We invite you to join the NCFDD as an Individual or Institutional member. Then share, connect, exchange, and grow — that’s why we’re here and we hope you are too.”
“Mentoring and Diversity,” Linda Phillips-Jones, Emory University.
A list of fourteen best practices in “mentoring across differences,” compiled from “The Truth about Mentoring Minorities: Race Matters,” David A. Thomas, Harvard Business Review: 99-107, April 2001.
“Best and Worst Practices in Mentoring ‘Minority’ Faculty,” James B. Stewart, April 4, 2006 , Penn State University Diversity Strategic Planning Workshop
In this PowerPoint presentation, the questions a minority faculty member might bring to a senior faculty mentor are addressed with a list of possible “best practices” responses.
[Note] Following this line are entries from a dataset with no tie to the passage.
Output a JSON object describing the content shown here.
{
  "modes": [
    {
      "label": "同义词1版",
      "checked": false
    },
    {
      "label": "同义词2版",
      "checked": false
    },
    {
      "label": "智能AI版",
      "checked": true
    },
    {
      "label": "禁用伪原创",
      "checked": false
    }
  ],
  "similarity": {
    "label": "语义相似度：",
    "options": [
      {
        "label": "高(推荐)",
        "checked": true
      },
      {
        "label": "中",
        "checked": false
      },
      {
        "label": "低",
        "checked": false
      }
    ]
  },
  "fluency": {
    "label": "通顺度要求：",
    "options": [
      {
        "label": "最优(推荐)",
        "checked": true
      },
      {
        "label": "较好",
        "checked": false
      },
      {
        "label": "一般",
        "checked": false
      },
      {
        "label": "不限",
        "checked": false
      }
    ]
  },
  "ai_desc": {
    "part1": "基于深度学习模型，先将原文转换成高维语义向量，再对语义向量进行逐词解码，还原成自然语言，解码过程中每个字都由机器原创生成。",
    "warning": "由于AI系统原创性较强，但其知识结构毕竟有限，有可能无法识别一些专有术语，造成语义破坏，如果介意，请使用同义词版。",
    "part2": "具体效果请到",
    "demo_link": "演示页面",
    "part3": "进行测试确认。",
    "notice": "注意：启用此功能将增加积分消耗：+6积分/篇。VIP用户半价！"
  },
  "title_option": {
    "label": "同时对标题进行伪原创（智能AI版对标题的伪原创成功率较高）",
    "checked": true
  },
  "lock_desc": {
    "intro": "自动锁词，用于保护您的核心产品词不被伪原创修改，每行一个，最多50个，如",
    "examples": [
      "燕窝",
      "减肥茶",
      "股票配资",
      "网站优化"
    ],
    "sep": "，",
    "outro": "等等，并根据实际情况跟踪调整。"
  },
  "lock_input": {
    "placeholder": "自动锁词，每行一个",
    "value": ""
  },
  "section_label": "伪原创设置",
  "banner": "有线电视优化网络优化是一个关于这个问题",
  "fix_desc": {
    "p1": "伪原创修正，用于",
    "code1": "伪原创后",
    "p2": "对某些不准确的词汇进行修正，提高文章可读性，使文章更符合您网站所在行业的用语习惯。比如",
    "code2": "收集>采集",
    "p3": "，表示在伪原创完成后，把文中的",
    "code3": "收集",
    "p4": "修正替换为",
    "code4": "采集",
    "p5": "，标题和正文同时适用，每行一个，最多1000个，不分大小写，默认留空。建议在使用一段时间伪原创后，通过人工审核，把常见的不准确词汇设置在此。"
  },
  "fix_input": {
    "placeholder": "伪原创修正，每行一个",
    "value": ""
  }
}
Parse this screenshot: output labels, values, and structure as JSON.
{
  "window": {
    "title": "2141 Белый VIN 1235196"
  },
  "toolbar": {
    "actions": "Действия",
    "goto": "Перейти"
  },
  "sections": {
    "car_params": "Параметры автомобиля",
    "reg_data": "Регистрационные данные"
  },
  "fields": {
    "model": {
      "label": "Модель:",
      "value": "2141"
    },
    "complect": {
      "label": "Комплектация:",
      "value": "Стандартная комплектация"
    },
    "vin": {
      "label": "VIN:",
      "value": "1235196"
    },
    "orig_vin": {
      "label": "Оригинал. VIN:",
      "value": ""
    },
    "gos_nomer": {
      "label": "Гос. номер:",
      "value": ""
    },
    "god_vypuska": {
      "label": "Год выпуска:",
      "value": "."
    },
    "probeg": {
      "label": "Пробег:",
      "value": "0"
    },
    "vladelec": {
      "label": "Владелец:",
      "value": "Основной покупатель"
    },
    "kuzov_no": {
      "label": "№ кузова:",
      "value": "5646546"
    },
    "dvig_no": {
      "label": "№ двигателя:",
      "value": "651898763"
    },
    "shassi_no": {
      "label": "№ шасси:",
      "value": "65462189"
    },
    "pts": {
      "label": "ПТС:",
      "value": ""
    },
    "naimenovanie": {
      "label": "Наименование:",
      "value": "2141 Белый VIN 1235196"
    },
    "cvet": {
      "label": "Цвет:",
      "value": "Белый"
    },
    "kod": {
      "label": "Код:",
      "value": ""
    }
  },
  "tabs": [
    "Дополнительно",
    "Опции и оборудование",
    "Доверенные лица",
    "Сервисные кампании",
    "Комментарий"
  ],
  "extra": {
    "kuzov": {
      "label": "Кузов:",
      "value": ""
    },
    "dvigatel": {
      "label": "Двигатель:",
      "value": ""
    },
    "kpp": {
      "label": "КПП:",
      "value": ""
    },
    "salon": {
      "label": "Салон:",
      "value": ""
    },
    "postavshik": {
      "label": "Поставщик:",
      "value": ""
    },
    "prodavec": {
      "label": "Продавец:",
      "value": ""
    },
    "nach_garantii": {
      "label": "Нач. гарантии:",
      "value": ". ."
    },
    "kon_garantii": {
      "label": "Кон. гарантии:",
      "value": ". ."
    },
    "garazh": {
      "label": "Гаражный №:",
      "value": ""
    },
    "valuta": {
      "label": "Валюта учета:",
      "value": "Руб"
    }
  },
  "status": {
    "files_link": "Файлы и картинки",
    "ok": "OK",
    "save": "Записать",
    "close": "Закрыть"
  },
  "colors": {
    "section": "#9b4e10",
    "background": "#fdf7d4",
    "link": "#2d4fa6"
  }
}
American Council on Education.
This Center provides publications, programs, and conferences designed to improve the opportunities in higher education for minority students, faculty, and administrators.
See also “Supporting Women and Minority Faculty” by JoAnn Moody in the section above and MentorNet listed below under e-mentoring.
“Minority faculty find themselves at a huge disadvantage at institutions controlled by people of European descent. To discuss some of the ways in which institutions can ensure that minority faculty members are properly mentored and guided, I recently sat down with Olympia Duhart, Co-President of the Society of American Law Teachers (SALT), which has been hugely instrumental in promoting programs to address this important issue.”
“Clearly, our institutions have an urgent problem that must be addressed. Good departmental
practices and resources should be used to help women and faculty of color thrive and contribute to the
academic experience (Moody, 2004).”